Read all Polygon's Supergirl recap's here.
What I like about Supergirl is not her laser eyes, her ability to fly, her power-punch or her freezy breath. I like her because she's a mess.
She has a destructive temper. She makes bad decisions. She's needy and confused. She's naive almost to the point of stupidity. She has appalling dress sense. These are qualities I can relate to.
Physically capable characters who float through stories, confounding enemies in the cause of truth and justice, are dull. Superheroes who discharge their duties, without a flicker of self-doubt or personal growth, are entertainments fit for children.
With the post-Holiday return of CBS' Supergirl, we saw all of her weaknesses on display, and what they amount to is a person with that most impressive of all powers: kindness.
Here's the Plot
When Department of Extra-Normal Operations Hank Henshaw is captured by evil alien general Non, the humans and the bad aliens find themselves in a stand-off. A trade is suggested for the release of Supergirl's eco-terrorist aunt Astra, who was captured two episodes ago.
Macho military types move in to take control of the DEO. Of course, they make a dog's dinner of everything, exercising their power in the most destructive ways imaginable. Supergirl is distraught when she witnesses Astra being tortured for information. This policy leads to the unnecessary deaths of soldiers.
Supergirl is herself tortured by self-doubt. All the assumptions she holds dear are being tested. She fights for the humans, even though they are often led by nasty bastards who use violent and immoral tactics. She fights against the aliens, even though they may have a valid point about humanity's willful drive toward self-destruction.

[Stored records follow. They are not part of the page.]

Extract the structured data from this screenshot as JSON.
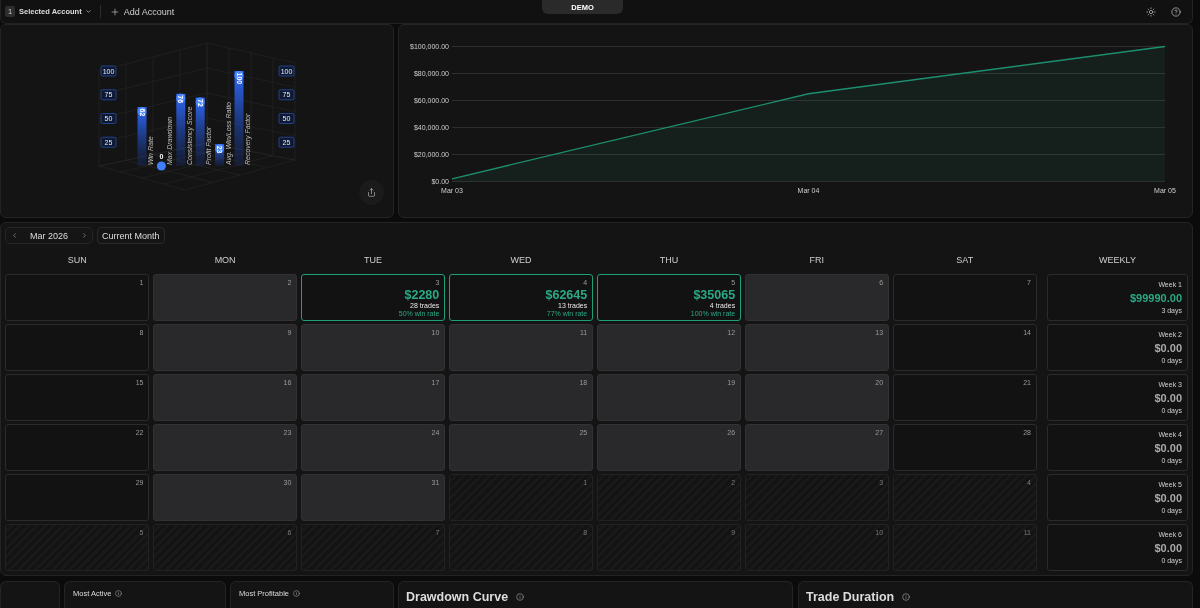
{
  "top_bar": {
    "account_badge": "1",
    "account_label": "Selected Account",
    "add_account": "Add Account",
    "mode_tab": "DEMO"
  },
  "metrics_chart": {
    "left_scale": [
      "100",
      "75",
      "50",
      "25"
    ],
    "chart_data": {
      "type": "bar",
      "categories": [
        "Win Rate",
        "Max Drawdown",
        "Consistency Score",
        "Profit Factor",
        "Avg. Win/Loss Ratio",
        "Recovery Factor"
      ],
      "values": [
        62,
        0,
        76,
        72,
        23,
        100
      ],
      "ylim": [
        0,
        100
      ],
      "yticks": [
        25,
        50,
        75,
        100
      ],
      "data_labels": true
    }
  },
  "equity_chart": {
    "chart_data": {
      "type": "area",
      "x": [
        "Mar 03",
        "Mar 04",
        "Mar 05"
      ],
      "series": [
        {
          "color": "#1d8f6f",
          "values": [
            2000,
            65000,
            100000
          ]
        }
      ],
      "ylim": [
        0,
        100000
      ],
      "yticks": [
        {
          "value": 0,
          "label": "$0.00"
        },
        {
          "value": 20000,
          "label": "$20,000.00"
        },
        {
          "value": 40000,
          "label": "$40,000.00"
        },
        {
          "value": 60000,
          "label": "$60,000.00"
        },
        {
          "value": 80000,
          "label": "$80,000.00"
        },
        {
          "value": 100000,
          "label": "$100,000.00"
        }
      ],
      "grid": true
    }
  },
  "calendar": {
    "month": "Mar 2026",
    "current_month_button": "Current Month",
    "weekdays": [
      "SUN",
      "MON",
      "TUE",
      "WED",
      "THU",
      "FRI",
      "SAT"
    ],
    "weekly_header": "WEEKLY",
    "weeks": [
      {
        "days": [
          {
            "number": "1",
            "kind": "weekend"
          },
          {
            "number": "2",
            "kind": "weekday"
          },
          {
            "number": "3",
            "kind": "trade",
            "pnl": "$2280",
            "trades": "28 trades",
            "win_rate": "50% win rate"
          },
          {
            "number": "4",
            "kind": "trade",
            "pnl": "$62645",
            "trades": "13 trades",
            "win_rate": "77% win rate"
          },
          {
            "number": "5",
            "kind": "trade",
            "pnl": "$35065",
            "trades": "4 trades",
            "win_rate": "100% win rate"
          },
          {
            "number": "6",
            "kind": "weekday"
          },
          {
            "number": "7",
            "kind": "weekend"
          }
        ],
        "summary": {
          "label": "Week 1",
          "amount": "$99990.00",
          "days": "3 days",
          "kind": "profit"
        }
      },
      {
        "days": [
          {
            "number": "8",
            "kind": "weekend"
          },
          {
            "number": "9",
            "kind": "weekday"
          },
          {
            "number": "10",
            "kind": "weekday"
          },
          {
            "number": "11",
            "kind": "weekday"
          },
          {
            "number": "12",
            "kind": "weekday"
          },
          {
            "number": "13",
            "kind": "weekday"
          },
          {
            "number": "14",
            "kind": "weekend"
          }
        ],
        "summary": {
          "label": "Week 2",
          "amount": "$0.00",
          "days": "0 days",
          "kind": "flat"
        }
      },
      {
        "days": [
          {
            "number": "15",
            "kind": "weekend"
          },
          {
            "number": "16",
            "kind": "weekday"
          },
          {
            "number": "17",
            "kind": "weekday"
          },
          {
            "number": "18",
            "kind": "weekday"
          },
          {
            "number": "19",
            "kind": "weekday"
          },
          {
            "number": "20",
            "kind": "weekday"
          },
          {
            "number": "21",
            "kind": "weekend"
          }
        ],
        "summary": {
          "label": "Week 3",
          "amount": "$0.00",
          "days": "0 days",
          "kind": "flat"
        }
      },
      {
        "days": [
          {
            "number": "22",
            "kind": "weekend"
          },
          {
            "number": "23",
            "kind": "weekday"
          },
          {
            "number": "24",
            "kind": "weekday"
          },
          {
            "number": "25",
            "kind": "weekday"
          },
          {
            "number": "26",
            "kind": "weekday"
          },
          {
            "number": "27",
            "kind": "weekday"
          },
          {
            "number": "28",
            "kind": "weekend"
          }
        ],
        "summary": {
          "label": "Week 4",
          "amount": "$0.00",
          "days": "0 days",
          "kind": "flat"
        }
      },
      {
        "days": [
          {
            "number": "29",
            "kind": "weekend"
          },
          {
            "number": "30",
            "kind": "weekday"
          },
          {
            "number": "31",
            "kind": "weekday"
          },
          {
            "number": "1",
            "kind": "outside"
          },
          {
            "number": "2",
            "kind": "outside"
          },
          {
            "number": "3",
            "kind": "outside"
          },
          {
            "number": "4",
            "kind": "outside"
          }
        ],
        "summary": {
          "label": "Week 5",
          "amount": "$0.00",
          "days": "0 days",
          "kind": "flat"
        }
      },
      {
        "days": [
          {
            "number": "5",
            "kind": "outside"
          },
          {
            "number": "6",
            "kind": "outside"
          },
          {
            "number": "7",
            "kind": "outside"
          },
          {
            "number": "8",
            "kind": "outside"
          },
          {
            "number": "9",
            "kind": "outside"
          },
          {
            "number": "10",
            "kind": "outside"
          },
          {
            "number": "11",
            "kind": "outside"
          }
        ],
        "summary": {
          "label": "Week 6",
          "amount": "$0.00",
          "days": "0 days",
          "kind": "flat"
        }
      }
    ]
  },
  "stat_cards": [
    {
      "title": "Most Active"
    },
    {
      "title": "Most Profitable"
    }
  ],
  "panels": [
    {
      "title": "Drawdown Curve"
    },
    {
      "title": "Trade Duration"
    }
  ]
}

Astra vs Alura
This is all framed in the context of Astra's memories of life back on Krypton. With the planet facing destruction, and led by complacent leadership, she'd waged a murderous terrorism campaign in an attempt to drive the political agenda. She was caught and imprisoned by her sister, Alura, also Supergirl's mother.
In previous episodes, Astra had sowed doubt in Supergirl's mind about her mother's presumed heroism. Alura was not noble, she was incompetent, is Astra's general gist. After all, Alura had presided over Krypton's annihilation. That's not a good resume item for any planetary leader.
Supergirl is feeling lost. "What if [Astra's] not so wrong?" she asks. "What if I'm not so different?"
Unable to free Henshaw, unable to find her way clear of destructive human control hierarchies, she observes, "I have all these powers but I've never felt more powerless."
Astra finally confesses that Alura was a good person who did her best to try to save Krypton. This, at least, gives Supergirl the grounding she needs.
Supergirl decides to hand Astra over. She's had enough of all the violence and wishes to find some way to reach an accommodation with the aliens. It's a risky and brave act. "Compassion and reason," will save the world, she says. This may seem a trite sentiment, but it's not wrong and it's always worth repeating.
Supergirl's biggest fault is also her biggest strength: it's her idealism. She believes that all living things are connected and valuable. It's an unimaginably dangerous notion to the status quo. Neither the alien terrorists nor the human reactionaries are ever going to really understand her.
The most serious plot hole in Supergirl was finally addressed this week, and, to be fair to the writers, they pretty much pulled it off.
As I've noted before, Supergirl must be selfish and / or stupid to spend 40 hours a week working as an assistant to a media mogul, just to maintain her secret identity as meek and gawky Kara Danvers.
Her boss, the terrifically cynical Cat Grant, suspects that Kara is Supergirl and confronts her with the problem of her choosing to spend time typing memos and delivering salad wraps when she could be saving lives.
We find out that, for Supergirl, this pretense of normality is necessary. Without it, she might go insane. Her job gives her real friends and, in Grant, a useful mentor. "It's not just a secret identity to me," she says. "It keeps me human."
This is the key to Supergirl's appeal. She's not just a young woman pretending to be a dork to hide the fact that she is, essentially, a god. She's trying to be a normal person to avoid the worst excesses of the gods, those being arrogance, cruelty and capriciousness.
Apart from the aliens, the closest thing this world has to gods are corporate leaders like Grant and shit-heel tech entrepreneur Maxwell Lord, who's up to no good.
He uses his power to shape the world according to his own Nietzschean ideas, that great men effect change. This is entirely in opposition to Supergirl's beliefs, that change is effected by co-operation and trust. The irony is that the person with the most actual power is the one most cautious about using it. A showdown is coming.